If a line in the records below contains the word "chevron", copy it.
### The input ###
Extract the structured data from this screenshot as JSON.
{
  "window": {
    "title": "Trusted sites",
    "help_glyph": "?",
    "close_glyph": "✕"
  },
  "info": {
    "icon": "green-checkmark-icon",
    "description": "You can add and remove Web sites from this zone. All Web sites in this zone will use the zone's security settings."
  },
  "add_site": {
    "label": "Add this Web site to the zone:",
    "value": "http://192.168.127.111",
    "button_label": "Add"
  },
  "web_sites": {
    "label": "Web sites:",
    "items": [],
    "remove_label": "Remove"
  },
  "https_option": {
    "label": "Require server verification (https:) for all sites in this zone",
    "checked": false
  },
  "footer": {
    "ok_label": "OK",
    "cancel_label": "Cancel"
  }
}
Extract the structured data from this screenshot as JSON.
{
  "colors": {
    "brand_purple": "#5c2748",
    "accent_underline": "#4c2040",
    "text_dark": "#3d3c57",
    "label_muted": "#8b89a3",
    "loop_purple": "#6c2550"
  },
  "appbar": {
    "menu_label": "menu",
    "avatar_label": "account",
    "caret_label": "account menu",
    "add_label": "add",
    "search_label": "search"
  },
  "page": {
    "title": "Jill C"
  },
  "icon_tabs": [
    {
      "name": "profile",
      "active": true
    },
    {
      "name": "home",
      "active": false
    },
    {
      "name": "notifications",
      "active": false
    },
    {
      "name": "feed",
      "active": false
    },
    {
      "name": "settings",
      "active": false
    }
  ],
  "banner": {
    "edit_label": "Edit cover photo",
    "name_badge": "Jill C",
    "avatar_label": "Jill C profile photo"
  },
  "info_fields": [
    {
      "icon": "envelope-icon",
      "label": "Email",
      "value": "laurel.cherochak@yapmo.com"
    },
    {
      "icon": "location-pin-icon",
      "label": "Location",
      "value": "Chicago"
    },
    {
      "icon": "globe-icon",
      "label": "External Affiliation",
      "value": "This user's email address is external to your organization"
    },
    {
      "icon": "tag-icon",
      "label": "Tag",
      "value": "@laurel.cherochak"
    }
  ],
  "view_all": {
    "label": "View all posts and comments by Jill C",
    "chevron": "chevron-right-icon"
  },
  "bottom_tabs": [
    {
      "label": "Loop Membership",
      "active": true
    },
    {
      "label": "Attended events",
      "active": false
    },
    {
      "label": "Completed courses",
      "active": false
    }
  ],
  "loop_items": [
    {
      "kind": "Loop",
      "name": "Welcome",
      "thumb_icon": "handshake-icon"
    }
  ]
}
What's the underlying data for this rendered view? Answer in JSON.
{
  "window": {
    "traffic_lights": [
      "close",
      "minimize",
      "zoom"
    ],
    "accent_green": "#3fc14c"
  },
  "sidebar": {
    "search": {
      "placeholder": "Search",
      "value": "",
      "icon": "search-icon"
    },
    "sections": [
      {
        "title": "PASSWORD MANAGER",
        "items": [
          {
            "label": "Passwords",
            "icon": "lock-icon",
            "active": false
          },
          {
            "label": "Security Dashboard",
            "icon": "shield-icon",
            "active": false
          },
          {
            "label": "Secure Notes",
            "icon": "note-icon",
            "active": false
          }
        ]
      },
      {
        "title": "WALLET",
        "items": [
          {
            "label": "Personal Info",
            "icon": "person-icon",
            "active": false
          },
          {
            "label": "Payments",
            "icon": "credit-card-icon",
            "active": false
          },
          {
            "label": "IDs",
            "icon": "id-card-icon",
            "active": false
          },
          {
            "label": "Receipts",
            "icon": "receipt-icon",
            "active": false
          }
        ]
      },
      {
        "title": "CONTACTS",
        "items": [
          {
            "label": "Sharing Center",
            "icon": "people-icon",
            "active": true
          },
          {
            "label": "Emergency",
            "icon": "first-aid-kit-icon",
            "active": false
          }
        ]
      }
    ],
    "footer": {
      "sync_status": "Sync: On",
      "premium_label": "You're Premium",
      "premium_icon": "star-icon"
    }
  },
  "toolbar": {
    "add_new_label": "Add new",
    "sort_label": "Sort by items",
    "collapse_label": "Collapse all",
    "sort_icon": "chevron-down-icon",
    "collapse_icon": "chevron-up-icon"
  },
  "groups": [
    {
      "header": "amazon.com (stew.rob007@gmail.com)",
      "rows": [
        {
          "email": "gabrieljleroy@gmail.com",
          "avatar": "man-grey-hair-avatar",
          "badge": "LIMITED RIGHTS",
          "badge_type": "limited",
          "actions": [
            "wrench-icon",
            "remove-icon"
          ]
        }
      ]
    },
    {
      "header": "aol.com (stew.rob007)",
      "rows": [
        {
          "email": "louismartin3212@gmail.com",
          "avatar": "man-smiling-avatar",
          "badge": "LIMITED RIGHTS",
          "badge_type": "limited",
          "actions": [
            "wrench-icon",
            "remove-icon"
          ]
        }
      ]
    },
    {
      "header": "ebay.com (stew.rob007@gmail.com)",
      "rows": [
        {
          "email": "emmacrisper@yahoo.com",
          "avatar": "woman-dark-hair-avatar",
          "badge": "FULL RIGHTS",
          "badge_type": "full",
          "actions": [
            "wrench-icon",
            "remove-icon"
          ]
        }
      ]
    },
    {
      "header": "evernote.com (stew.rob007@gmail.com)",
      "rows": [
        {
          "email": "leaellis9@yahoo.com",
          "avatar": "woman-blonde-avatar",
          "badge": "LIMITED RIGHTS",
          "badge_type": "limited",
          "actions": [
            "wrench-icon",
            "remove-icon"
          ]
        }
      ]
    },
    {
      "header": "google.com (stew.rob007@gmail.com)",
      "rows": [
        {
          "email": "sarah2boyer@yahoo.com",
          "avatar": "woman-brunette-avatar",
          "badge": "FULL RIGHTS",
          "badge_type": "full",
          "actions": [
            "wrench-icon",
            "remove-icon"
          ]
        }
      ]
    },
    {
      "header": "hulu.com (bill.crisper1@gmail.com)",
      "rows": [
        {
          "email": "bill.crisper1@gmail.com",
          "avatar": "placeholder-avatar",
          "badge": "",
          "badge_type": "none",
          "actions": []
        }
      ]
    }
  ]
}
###
**Response to this exercise:**
    "chevron": "chevron-right-icon"
    "sort_icon": "chevron-down-icon",
    "collapse_icon": "chevron-up-icon"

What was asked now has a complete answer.